Aristotle’s Epistemology Material for April 12

Perception: —)Memory1  and Eudoxa2——) Statements—) Universals —-) Logic and Science3         Particulars—-) Practical Wisdom4

  1. Memory allows learning and sociality. No memory, no connections. Repeated memories lead to experience and eudoxa.
  2. Eudoxa: Good opinions based on collective human experience: the social basis of learning, a review of what is commonly thought to be correct, as the basis of improving the recognition of true (developed over time and experience) principles and testing of those principles. Also places principles in context. Note: learning is more than pattern recognition, it requires context. For Aristotle, the key to context is experience, organized as the four causes: formal, material, efficient and final (Meta. Bk. one, chapter three).
  3. Logic is the structure of science (episteme); it is the organization of what can be demonstrated. For Aristotle logic is primarily demonstration through syllogisms that organize universal statements:
    1. E.g., Barbara: the name of the structure of a universal affirmative syllogism:
      1. All animals have a metabolism.
      1. All humans are animals.
      1. Therefore, all humans have a metabolism.
  4.  Practical wisdom (phronesis): this is experientially based knowledge of activities and things that hold for the most part. Because of change, there can be no universal demonstration of phronesis, but its generalizations allow successful or unsuccessful efforts to accomplish plans or maintain relationships. This type of knowledge ranges from the practical implications of the scientific knowledge of human nature (e.g., the art of medicine) to emotional intelligence to the basis of friendship to politics.
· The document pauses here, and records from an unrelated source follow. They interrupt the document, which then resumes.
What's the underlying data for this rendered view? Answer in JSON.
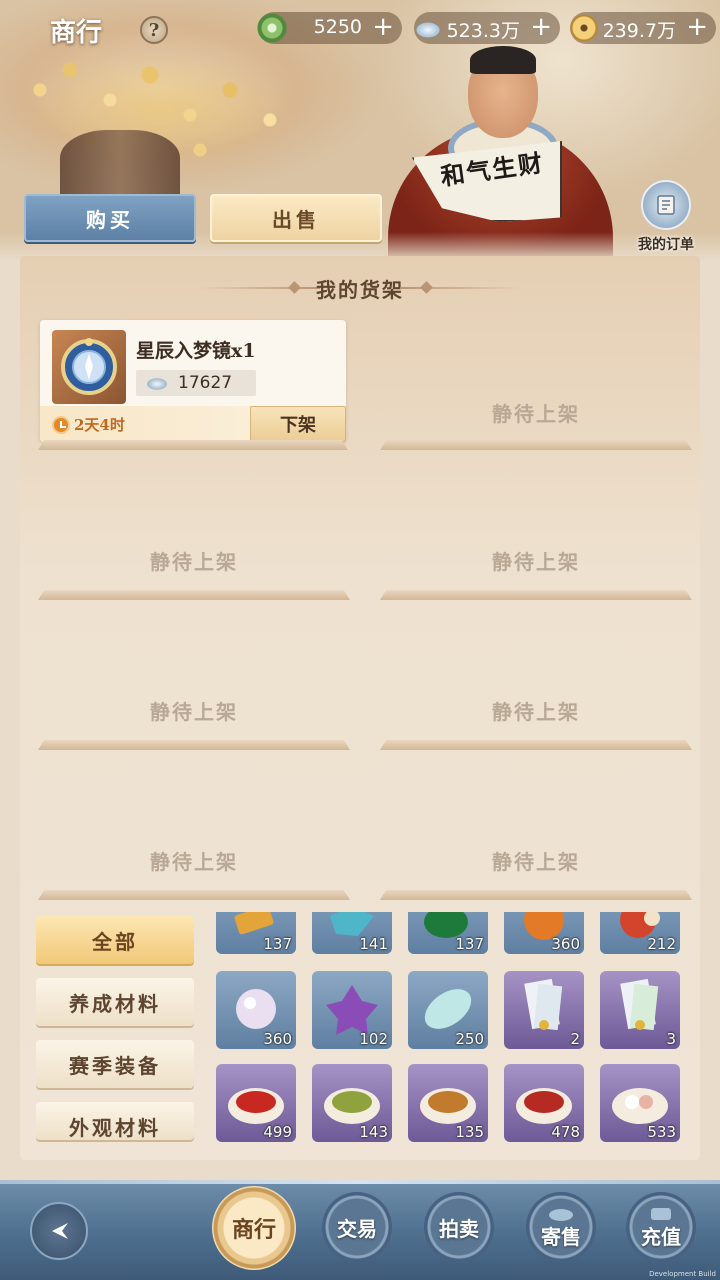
{
  "header": {
    "title": "商行",
    "help_label": "?",
    "currencies": [
      {
        "icon": "jade-coin-icon",
        "value": "5250",
        "add": "+"
      },
      {
        "icon": "silver-ingot-icon",
        "value": "523.3万",
        "add": "+"
      },
      {
        "icon": "copper-coin-icon",
        "value": "239.7万",
        "add": "+"
      }
    ],
    "fan_text": "和气生财"
  },
  "tabs": {
    "buy": "购买",
    "sell": "出售"
  },
  "orders": {
    "label": "我的订单",
    "icon": "scroll-icon"
  },
  "shelf": {
    "title": "我的货架",
    "listing": {
      "name": "星辰入梦镜x1",
      "price": "17627",
      "price_icon": "silver-ingot-icon",
      "time_left": "2天4时",
      "delist_label": "下架"
    },
    "empty_label": "静待上架"
  },
  "categories": [
    "全部",
    "养成材料",
    "赛季装备",
    "外观材料"
  ],
  "inventory": {
    "row1": [
      "137",
      "141",
      "137",
      "360",
      "212"
    ],
    "row2": [
      "360",
      "102",
      "250",
      "2",
      "3"
    ],
    "row3": [
      "499",
      "143",
      "135",
      "478",
      "533"
    ]
  },
  "nav": {
    "shop": "商行",
    "trade": "交易",
    "auction": "拍卖",
    "consign": "寄售",
    "recharge": "充值"
  },
  "footer_note": "Development Build",
  "colors": {
    "buy_tab": "#6f93b6",
    "sell_tab": "#f4dcaa",
    "accent_gold": "#f1c878",
    "bottom_bar": "#4f6f8f",
    "timer_orange": "#c2681f"
  }
}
For more: google Aristotle’s epistemology and I recommend The Stanford Encyclopedia of Philosophy and the Encyclopedia Britannica. For Aristotle’s own writings (and no one says it better or more clearly), start with the Metaphysics Book One, chapters one and two, and the first few lines of chapter 3; and Book One of the Nicomachean Ethics.

Note:  From an Aristotelian perspective, there are (at least) two serious problems with artificial intelligence: the struggle to get AI to recognize the context for principles and generalizations, and the struggle to adjust to change. In short, pattern recognition generates static results on the basis of surface identification. By contrast Aristotelian knowledge in embedded in the experience humans have, which is only partly made up of pattern recognition, and at this point experience and its fruits remain more sensitive and subtle than pattern recognition no matter how expansive the AI data set is. AI is very perceptive of static detail, making it good at radiology but not so good at treating patients.